## Given data:
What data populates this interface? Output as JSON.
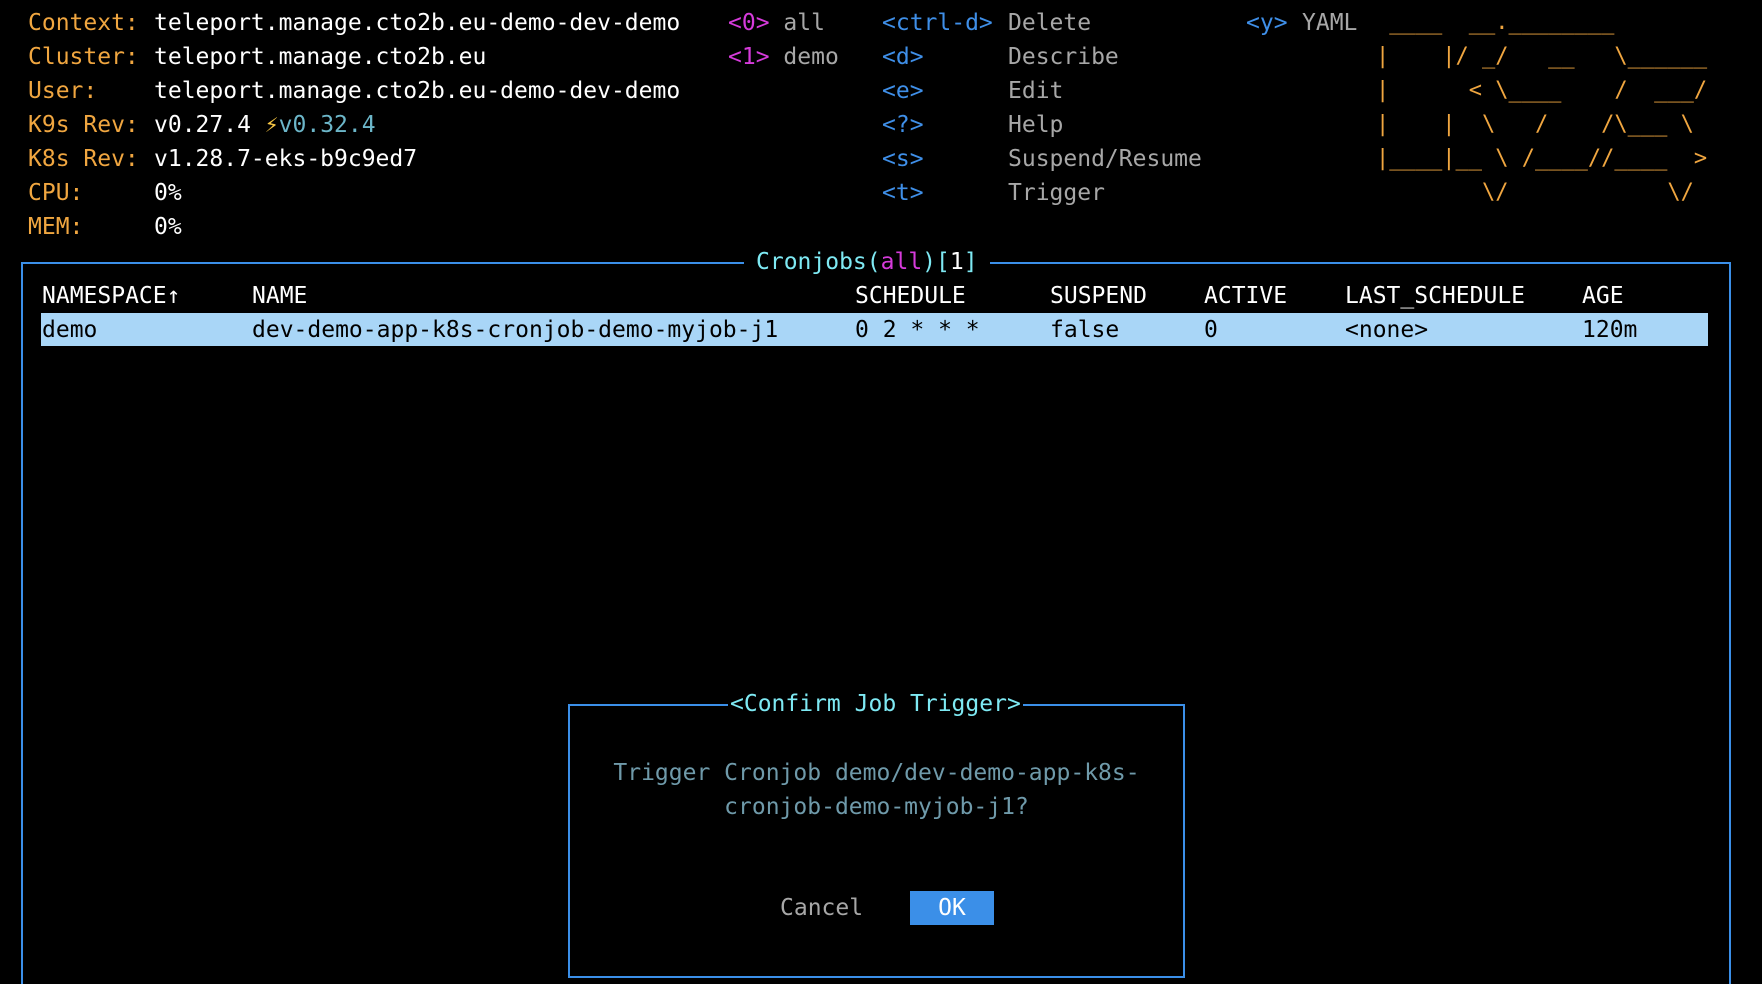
{
  "info": {
    "context_label": "Context:",
    "context": "teleport.manage.cto2b.eu-demo-dev-demo",
    "cluster_label": "Cluster:",
    "cluster": "teleport.manage.cto2b.eu",
    "user_label": "User:",
    "user": "teleport.manage.cto2b.eu-demo-dev-demo",
    "k9s_rev_label": "K9s Rev:",
    "k9s_rev": "v0.27.4",
    "k9s_rev_new": "v0.32.4",
    "k8s_rev_label": "K8s Rev:",
    "k8s_rev": "v1.28.7-eks-b9c9ed7",
    "cpu_label": "CPU:",
    "cpu": "0%",
    "mem_label": "MEM:",
    "mem": "0%"
  },
  "namespaces": [
    {
      "key": "<0>",
      "name": "all"
    },
    {
      "key": "<1>",
      "name": "demo"
    }
  ],
  "commands": [
    {
      "key": "<ctrl-d>",
      "desc": "Delete"
    },
    {
      "key": "<d>",
      "desc": "Describe"
    },
    {
      "key": "<e>",
      "desc": "Edit"
    },
    {
      "key": "<?>",
      "desc": "Help"
    },
    {
      "key": "<s>",
      "desc": "Suspend/Resume"
    },
    {
      "key": "<t>",
      "desc": "Trigger"
    }
  ],
  "extra_command": {
    "key": "<y>",
    "desc": "YAML"
  },
  "logo_lines": [
    " ____  __.________",
    "|    |/ _/   __   \\______",
    "|      < \\____    /  ___/",
    "|    |  \\   /    /\\___ \\",
    "|____|__ \\ /____//____  >",
    "        \\/            \\/"
  ],
  "table": {
    "title_resource": "Cronjobs(",
    "title_filter": "all",
    "title_close": ")[",
    "title_count": "1",
    "title_end": "]",
    "headers": {
      "namespace": "NAMESPACE↑",
      "name": "NAME",
      "schedule": "SCHEDULE",
      "suspend": "SUSPEND",
      "active": "ACTIVE",
      "last_schedule": "LAST_SCHEDULE",
      "age": "AGE"
    },
    "rows": [
      {
        "namespace": "demo",
        "name": "dev-demo-app-k8s-cronjob-demo-myjob-j1",
        "schedule": "0 2 * * *",
        "suspend": "false",
        "active": "0",
        "last_schedule": "<none>",
        "age": "120m"
      }
    ]
  },
  "dialog": {
    "title": "<Confirm Job Trigger>",
    "message": "Trigger Cronjob demo/dev-demo-app-k8s-\ncronjob-demo-myjob-j1?",
    "cancel_label": "Cancel",
    "ok_label": "OK"
  },
  "colors": {
    "label": "#f0a640",
    "ns_key": "#d63bdb",
    "cmd_key": "#3f8fe8",
    "border": "#3b8fe8",
    "title": "#7ee9f3",
    "selected_row": "#a9d6f7",
    "ok_button": "#3b8fe8"
  }
}
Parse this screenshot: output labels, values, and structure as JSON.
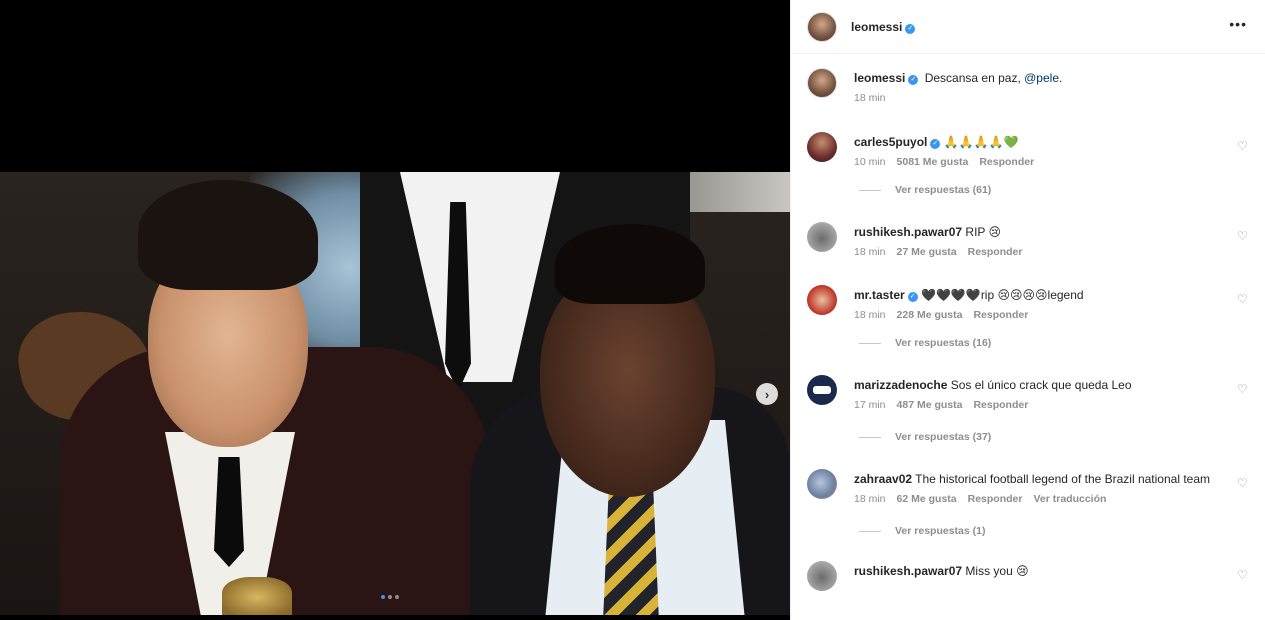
{
  "post": {
    "author": "leomessi",
    "carousel_dots": 3,
    "active_dot": 0
  },
  "header": {
    "username": "leomessi",
    "more_icon": "more-horizontal-icon"
  },
  "caption": {
    "username": "leomessi",
    "text": "Descansa en paz, ",
    "mention": "@pele",
    "text_after": ".",
    "time": "18 min"
  },
  "comments": [
    {
      "username": "carles5puyol",
      "verified": true,
      "text": "🙏🙏🙏🙏💚",
      "time": "10 min",
      "likes": "5081 Me gusta",
      "reply": "Responder",
      "view_replies": "Ver respuestas (61)"
    },
    {
      "username": "rushikesh.pawar07",
      "verified": false,
      "text": "RIP 😢",
      "time": "18 min",
      "likes": "27 Me gusta",
      "reply": "Responder",
      "view_replies": ""
    },
    {
      "username": "mr.taster",
      "verified": true,
      "text": "🖤🖤🖤🖤rip 😢😢😢😢legend",
      "time": "18 min",
      "likes": "228 Me gusta",
      "reply": "Responder",
      "view_replies": "Ver respuestas (16)"
    },
    {
      "username": "marizzadenoche",
      "verified": false,
      "text": "Sos el único crack que queda Leo",
      "time": "17 min",
      "likes": "487 Me gusta",
      "reply": "Responder",
      "view_replies": "Ver respuestas (37)"
    },
    {
      "username": "zahraav02",
      "verified": false,
      "text": "The historical football legend of the Brazil national team",
      "time": "18 min",
      "likes": "62 Me gusta",
      "reply": "Responder",
      "translate": "Ver traducción",
      "view_replies": "Ver respuestas (1)"
    },
    {
      "username": "rushikesh.pawar07",
      "verified": false,
      "text": "Miss you 😢",
      "time": "",
      "likes": "",
      "reply": "",
      "view_replies": ""
    }
  ],
  "colors": {
    "verified": "#3897f0",
    "mention": "#00376b",
    "muted": "#8e8e8e"
  }
}
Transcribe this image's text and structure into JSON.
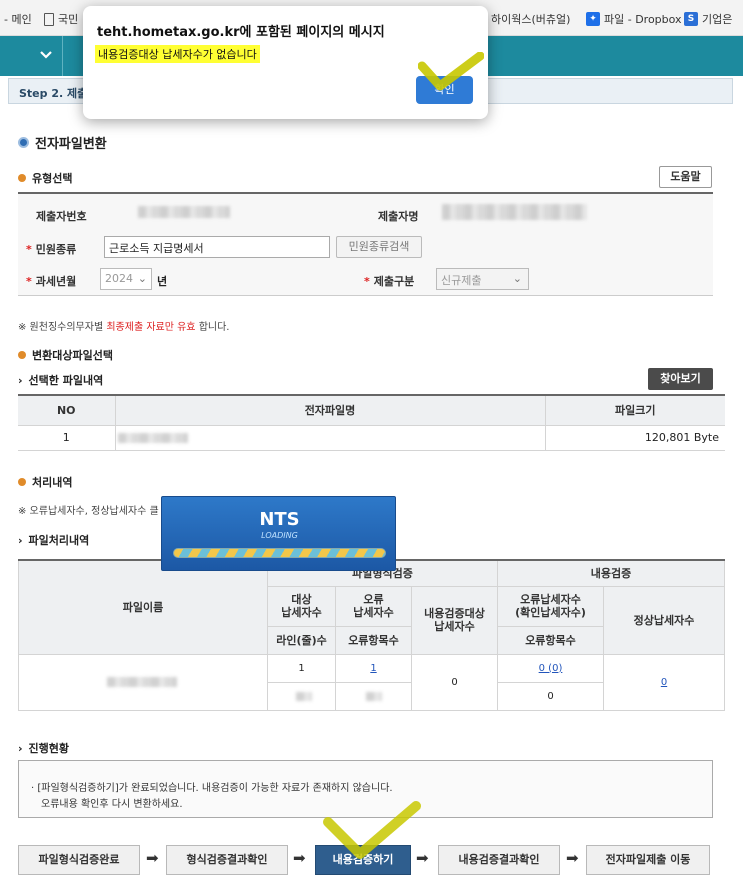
{
  "bookmarks": [
    {
      "icon": "",
      "label": "- 메인"
    },
    {
      "icon": "page-icon",
      "label": "국민"
    },
    {
      "icon": "",
      "label": "하이웍스(버츄얼)"
    },
    {
      "icon": "dropbox-icon",
      "label": "파일 - Dropbox"
    },
    {
      "icon": "s-icon",
      "label": "기업은"
    }
  ],
  "step_label": "Step 2. 제출",
  "page_title": "전자파일변환",
  "type_select": {
    "title": "유형선택",
    "help_button": "도움말",
    "submitter_no_label": "제출자번호",
    "submitter_name_label": "제출자명",
    "civil_type_label": "민원종류",
    "civil_type_value": "근로소득 지급명세서",
    "civil_type_search_button": "민원종류검색",
    "tax_year_label": "과세년월",
    "tax_year_value": "2024",
    "year_unit": "년",
    "submit_type_label": "제출구분",
    "submit_type_value": "신규제출"
  },
  "notice1": {
    "prefix": "※ 원천징수의무자별 ",
    "highlight": "최종제출 자료만 유효",
    "suffix": " 합니다."
  },
  "file_select": {
    "title": "변환대상파일선택",
    "subtitle": "선택한 파일내역",
    "browse_button": "찾아보기",
    "headers": [
      "NO",
      "전자파일명",
      "파일크기"
    ],
    "row": {
      "no": "1",
      "size": "120,801 Byte"
    }
  },
  "process": {
    "title": "처리내역",
    "note": "※ 오류납세자수, 정상납세자수 클",
    "subtitle": "파일처리내역",
    "group_format": "파일형식검증",
    "group_content": "내용검증",
    "col_filename": "파일이름",
    "col_target": "대상\n납세자수",
    "col_error": "오류\n납세자수",
    "col_content_target": "내용검증대상\n납세자수",
    "col_error_payer": "오류납세자수\n(확인납세자수)",
    "col_normal": "정상납세자수",
    "col_lines": "라인(줄)수",
    "col_error_items": "오류항목수",
    "col_error_items2": "오류항목수",
    "val_target": "1",
    "val_error": "1",
    "val_content_target": "0",
    "val_error_payer": "0 (0)",
    "val_normal": "0",
    "val_error_items2": "0"
  },
  "progress": {
    "title": "진행현황",
    "line1": "· [파일형식검증하기]가 완료되었습니다. 내용검증이 가능한 자료가 존재하지 않습니다.",
    "line2": "오류내용 확인후 다시 변환하세요."
  },
  "flow": [
    "파일형식검증완료",
    "형식검증결과확인",
    "내용검증하기",
    "내용검증결과확인",
    "전자파일제출 이동"
  ],
  "loading": {
    "brand": "NTS",
    "text": "LOADING"
  },
  "dialog": {
    "title": "teht.hometax.go.kr에 포함된 페이지의 메시지",
    "message": "내용검증대상 납세자수가 없습니다",
    "ok": "확인"
  },
  "colors": {
    "teal": "#1d8a9e",
    "accent_blue": "#2f5e8e",
    "dialog_ok": "#2f7bd6",
    "highlight": "#ffff33",
    "check_mark": "#c8c800"
  }
}
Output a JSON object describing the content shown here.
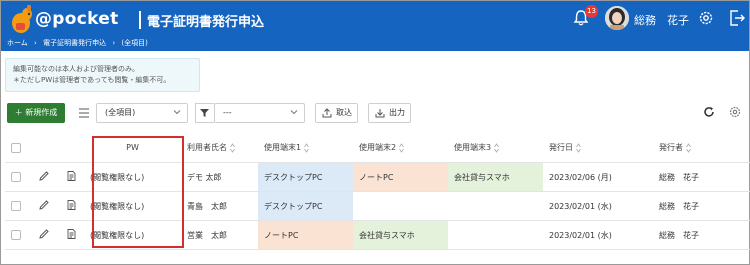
{
  "header": {
    "logo_text": "@pocket",
    "logo_sub": "@pocket",
    "app_title": "電子証明書発行申込",
    "notification_count": "13",
    "user_name": "総務　花子"
  },
  "breadcrumb": [
    "ホーム",
    "›",
    "電子証明書発行申込",
    "›",
    "(全項目)"
  ],
  "notice": {
    "line1": "編集可能なのは本人および管理者のみ。",
    "line2": "＊ただしPWは管理者であっても閲覧・編集不可。"
  },
  "toolbar": {
    "new_label": "＋ 新規作成",
    "view_select": "(全項目)",
    "filter_select": "---",
    "import_label": "取込",
    "export_label": "出力"
  },
  "table": {
    "columns": [
      "PW",
      "利用者氏名",
      "使用端末1",
      "使用端末2",
      "使用端末3",
      "発行日",
      "発行者"
    ],
    "rows": [
      {
        "pw": "(閲覧権限なし)",
        "user": "デモ 太郎",
        "t1": "デスクトップPC",
        "t2": "ノートPC",
        "t3": "会社貸与スマホ",
        "date": "2023/02/06 (月)",
        "issuer": "総務　花子"
      },
      {
        "pw": "(閲覧権限なし)",
        "user": "青島　太郎",
        "t1": "デスクトップPC",
        "t2": "",
        "t3": "",
        "date": "2023/02/01 (水)",
        "issuer": "総務　花子"
      },
      {
        "pw": "(閲覧権限なし)",
        "user": "営業　太郎",
        "t1": "ノートPC",
        "t2": "会社貸与スマホ",
        "t3": "",
        "date": "2023/02/01 (水)",
        "issuer": "総務　花子"
      }
    ]
  },
  "colors": {
    "header_bg": "#1565c0",
    "new_button": "#2e7d32",
    "desktop_pc": "#dce9f7",
    "notebook_pc": "#fbe3d4",
    "phone": "#e4f2dc",
    "highlight": "#d32f2f"
  }
}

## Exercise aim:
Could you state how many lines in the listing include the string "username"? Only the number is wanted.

## Task solution:
8